The College Board, the company that produces and distributes the SAT, knows its tests are not kind to the poor, or to minorities.
"We need to get rid of the sense of mystery and dismantle the advantages that people perceive in using costly test preparation," David Coleman, the College Board president, told a crowd at the SXSW Conference on Wednesday, where he announced significant changes to the test's format.
"Too many feel that the prevalence of test prep and expensive coaching reinforces privilege rather than merit," he said.
SAT test prep can cost hundreds or thousands of dollars. But the students who can least afford the help are the ones who would benefit the most from it. The chart below (via Fair Test, a standardized testing watchdog group), shows clearly that as family income increases, so do scores on the exam. Between the poorest and richest students, there's a 400-point gap.
The new test, to be first administered in 2016, is designed to reflect more classroom knowledge. It's going to scale back on the use of "SAT words" — you know, the ones that only seem to exist for the sake of the test. (Who actually would say the word "simulacrum" out loud?) The new vocabulary will reflect words more commonly used in college classrooms. The essay, which was introduced in 2005, will become optional. A perfect score will once again be 1600, down from 2400. Math questions will focus more on equations, and the reading sections will incorporate more science and American history texts.
"It is time for an admissions assessment that makes it clear that the road to success is not last-minute tricks or cramming but the challenging learning students do every day," Coleman told USA Today.
In addition to the changed exam, Coleman also announced fee waivers for low-income students who will be able to send their scores to four colleges free of charge.

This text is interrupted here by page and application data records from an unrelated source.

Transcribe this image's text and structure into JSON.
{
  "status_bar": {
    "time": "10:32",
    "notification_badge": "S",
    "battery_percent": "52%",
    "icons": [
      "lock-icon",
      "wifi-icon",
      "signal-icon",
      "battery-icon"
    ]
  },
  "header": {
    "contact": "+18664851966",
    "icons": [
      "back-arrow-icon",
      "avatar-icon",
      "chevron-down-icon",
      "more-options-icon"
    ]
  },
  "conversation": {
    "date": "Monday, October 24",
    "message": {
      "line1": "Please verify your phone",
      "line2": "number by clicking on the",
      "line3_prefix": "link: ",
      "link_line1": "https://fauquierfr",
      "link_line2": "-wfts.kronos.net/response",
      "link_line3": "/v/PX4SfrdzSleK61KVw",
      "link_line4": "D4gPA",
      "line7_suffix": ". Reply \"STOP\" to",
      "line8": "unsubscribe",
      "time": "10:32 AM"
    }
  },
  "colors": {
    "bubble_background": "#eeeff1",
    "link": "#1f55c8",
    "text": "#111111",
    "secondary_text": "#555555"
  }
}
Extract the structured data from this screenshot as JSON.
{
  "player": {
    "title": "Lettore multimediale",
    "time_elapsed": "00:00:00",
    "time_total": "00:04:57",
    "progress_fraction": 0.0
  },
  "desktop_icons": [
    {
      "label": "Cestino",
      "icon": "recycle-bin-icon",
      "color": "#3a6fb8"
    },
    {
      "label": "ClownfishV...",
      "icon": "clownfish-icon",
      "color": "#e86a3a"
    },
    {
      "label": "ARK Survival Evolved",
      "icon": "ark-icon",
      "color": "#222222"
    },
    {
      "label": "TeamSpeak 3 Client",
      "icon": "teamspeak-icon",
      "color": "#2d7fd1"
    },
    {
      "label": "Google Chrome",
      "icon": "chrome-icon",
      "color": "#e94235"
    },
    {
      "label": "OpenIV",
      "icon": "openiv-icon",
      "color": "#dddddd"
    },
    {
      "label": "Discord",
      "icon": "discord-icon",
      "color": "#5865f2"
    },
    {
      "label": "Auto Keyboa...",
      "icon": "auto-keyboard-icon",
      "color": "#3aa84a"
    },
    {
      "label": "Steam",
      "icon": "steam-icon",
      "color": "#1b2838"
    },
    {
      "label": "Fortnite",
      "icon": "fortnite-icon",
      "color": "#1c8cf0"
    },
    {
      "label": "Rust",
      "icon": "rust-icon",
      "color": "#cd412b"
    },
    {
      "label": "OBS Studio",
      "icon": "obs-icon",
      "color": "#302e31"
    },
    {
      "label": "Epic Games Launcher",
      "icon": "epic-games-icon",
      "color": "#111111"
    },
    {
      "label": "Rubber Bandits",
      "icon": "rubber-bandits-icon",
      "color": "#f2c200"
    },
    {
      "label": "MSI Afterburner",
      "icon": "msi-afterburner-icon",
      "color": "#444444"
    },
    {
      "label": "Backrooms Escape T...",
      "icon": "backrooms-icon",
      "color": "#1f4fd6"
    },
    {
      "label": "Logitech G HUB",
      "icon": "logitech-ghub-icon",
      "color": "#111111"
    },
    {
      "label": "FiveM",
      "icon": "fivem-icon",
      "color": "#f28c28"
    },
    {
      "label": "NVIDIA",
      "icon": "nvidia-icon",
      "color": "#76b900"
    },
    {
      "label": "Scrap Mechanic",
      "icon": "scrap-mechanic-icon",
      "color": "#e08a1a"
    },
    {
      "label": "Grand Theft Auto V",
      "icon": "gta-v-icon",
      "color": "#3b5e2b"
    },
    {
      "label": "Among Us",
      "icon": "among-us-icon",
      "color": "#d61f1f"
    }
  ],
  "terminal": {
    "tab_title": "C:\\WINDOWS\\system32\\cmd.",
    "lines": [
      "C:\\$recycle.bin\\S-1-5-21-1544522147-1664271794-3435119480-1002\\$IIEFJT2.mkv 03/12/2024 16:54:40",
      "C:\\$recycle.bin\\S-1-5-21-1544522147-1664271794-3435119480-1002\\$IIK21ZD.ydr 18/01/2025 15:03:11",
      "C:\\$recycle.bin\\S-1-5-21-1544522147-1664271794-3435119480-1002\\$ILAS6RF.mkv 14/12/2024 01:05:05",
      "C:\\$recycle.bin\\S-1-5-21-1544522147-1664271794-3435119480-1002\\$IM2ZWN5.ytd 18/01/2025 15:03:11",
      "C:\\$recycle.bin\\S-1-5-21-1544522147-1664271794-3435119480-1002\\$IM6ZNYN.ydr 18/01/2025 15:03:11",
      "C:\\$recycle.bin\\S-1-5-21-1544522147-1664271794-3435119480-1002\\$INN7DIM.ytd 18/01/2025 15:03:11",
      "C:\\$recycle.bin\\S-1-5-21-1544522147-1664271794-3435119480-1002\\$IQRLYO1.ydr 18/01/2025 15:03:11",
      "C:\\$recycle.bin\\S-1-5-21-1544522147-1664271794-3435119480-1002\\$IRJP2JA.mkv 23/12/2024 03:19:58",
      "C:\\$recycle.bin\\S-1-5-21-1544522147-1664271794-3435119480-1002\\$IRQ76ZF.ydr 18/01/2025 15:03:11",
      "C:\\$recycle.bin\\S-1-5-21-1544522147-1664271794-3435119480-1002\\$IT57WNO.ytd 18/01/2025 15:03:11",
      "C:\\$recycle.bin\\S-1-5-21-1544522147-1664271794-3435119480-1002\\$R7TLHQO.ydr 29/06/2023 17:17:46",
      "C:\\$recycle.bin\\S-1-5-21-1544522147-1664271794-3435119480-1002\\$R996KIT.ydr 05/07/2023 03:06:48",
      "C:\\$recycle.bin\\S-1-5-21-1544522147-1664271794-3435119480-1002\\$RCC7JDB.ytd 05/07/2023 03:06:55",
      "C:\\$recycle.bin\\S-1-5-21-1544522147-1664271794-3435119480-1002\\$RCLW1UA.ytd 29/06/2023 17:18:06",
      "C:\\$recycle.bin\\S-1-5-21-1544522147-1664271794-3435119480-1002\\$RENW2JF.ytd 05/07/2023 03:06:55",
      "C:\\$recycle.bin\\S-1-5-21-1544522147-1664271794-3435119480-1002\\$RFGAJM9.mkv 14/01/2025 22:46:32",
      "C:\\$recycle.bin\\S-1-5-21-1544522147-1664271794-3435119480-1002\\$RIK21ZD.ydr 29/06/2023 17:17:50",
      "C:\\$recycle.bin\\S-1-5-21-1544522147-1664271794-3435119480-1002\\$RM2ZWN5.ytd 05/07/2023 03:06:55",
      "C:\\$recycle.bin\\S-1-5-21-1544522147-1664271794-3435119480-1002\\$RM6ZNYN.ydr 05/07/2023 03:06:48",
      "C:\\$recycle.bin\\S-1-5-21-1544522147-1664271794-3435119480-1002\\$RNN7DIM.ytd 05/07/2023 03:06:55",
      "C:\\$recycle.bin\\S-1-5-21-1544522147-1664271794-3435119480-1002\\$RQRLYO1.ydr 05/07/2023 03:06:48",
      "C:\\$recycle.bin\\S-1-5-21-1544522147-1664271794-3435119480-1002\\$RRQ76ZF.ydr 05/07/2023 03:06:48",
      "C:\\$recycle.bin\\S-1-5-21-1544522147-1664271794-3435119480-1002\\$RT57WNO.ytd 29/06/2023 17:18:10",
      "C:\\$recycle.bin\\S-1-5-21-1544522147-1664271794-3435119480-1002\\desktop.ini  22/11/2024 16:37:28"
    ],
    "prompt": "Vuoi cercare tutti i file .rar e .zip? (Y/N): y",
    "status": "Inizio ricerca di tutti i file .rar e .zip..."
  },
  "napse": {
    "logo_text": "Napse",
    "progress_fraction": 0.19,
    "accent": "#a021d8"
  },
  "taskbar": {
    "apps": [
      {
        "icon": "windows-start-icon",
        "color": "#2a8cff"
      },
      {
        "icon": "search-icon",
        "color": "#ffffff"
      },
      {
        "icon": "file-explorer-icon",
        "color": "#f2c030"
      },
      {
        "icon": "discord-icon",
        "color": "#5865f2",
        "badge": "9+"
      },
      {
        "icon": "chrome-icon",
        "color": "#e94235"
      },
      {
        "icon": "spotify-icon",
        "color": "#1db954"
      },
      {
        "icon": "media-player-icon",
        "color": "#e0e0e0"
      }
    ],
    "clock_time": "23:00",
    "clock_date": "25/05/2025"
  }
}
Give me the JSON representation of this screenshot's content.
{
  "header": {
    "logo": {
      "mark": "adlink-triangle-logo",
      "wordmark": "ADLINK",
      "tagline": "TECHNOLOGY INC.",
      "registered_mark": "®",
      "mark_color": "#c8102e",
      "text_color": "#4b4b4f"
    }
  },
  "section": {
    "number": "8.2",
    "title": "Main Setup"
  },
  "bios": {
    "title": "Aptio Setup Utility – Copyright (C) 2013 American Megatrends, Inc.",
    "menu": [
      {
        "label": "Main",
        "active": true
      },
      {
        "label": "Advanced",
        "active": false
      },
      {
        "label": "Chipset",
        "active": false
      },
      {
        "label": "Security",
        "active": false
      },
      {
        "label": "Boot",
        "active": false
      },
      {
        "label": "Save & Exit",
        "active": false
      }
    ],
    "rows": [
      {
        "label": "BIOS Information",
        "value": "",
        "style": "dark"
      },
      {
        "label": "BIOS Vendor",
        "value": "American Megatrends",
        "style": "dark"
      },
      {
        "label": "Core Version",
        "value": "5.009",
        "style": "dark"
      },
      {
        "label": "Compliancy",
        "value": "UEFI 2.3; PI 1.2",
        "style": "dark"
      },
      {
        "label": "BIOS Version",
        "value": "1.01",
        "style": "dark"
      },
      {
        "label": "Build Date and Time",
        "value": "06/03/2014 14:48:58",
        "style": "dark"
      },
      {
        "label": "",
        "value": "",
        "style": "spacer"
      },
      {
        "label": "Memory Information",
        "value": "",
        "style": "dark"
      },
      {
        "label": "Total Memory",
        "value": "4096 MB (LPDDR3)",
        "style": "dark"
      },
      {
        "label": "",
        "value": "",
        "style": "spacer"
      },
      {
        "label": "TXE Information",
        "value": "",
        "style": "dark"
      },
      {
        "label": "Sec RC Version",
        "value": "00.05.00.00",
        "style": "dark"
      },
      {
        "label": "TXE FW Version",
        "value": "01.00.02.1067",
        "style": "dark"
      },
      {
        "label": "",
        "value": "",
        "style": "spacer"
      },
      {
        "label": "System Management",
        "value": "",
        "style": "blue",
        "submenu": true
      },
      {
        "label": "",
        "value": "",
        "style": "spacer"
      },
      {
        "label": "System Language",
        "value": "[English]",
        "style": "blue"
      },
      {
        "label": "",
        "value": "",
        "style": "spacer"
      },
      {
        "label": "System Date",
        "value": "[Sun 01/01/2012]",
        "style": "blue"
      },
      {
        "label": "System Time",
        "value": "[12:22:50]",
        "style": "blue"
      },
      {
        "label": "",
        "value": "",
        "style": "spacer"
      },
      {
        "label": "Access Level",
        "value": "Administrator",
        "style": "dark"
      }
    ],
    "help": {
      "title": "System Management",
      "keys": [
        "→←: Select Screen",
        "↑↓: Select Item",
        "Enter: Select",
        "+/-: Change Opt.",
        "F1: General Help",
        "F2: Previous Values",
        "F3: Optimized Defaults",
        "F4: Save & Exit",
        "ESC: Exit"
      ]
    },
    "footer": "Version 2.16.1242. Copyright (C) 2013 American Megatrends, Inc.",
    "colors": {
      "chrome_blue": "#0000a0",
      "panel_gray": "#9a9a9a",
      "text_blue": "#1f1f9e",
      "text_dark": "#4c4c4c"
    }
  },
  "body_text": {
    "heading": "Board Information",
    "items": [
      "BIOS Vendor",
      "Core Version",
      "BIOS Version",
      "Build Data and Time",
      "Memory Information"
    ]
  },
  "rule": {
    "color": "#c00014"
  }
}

Whether these changes can get more poor students admitted into college (and ostensibly a higher chance of entering the middle class), we'll have to see.
This article is from the archive of our partner National Journal.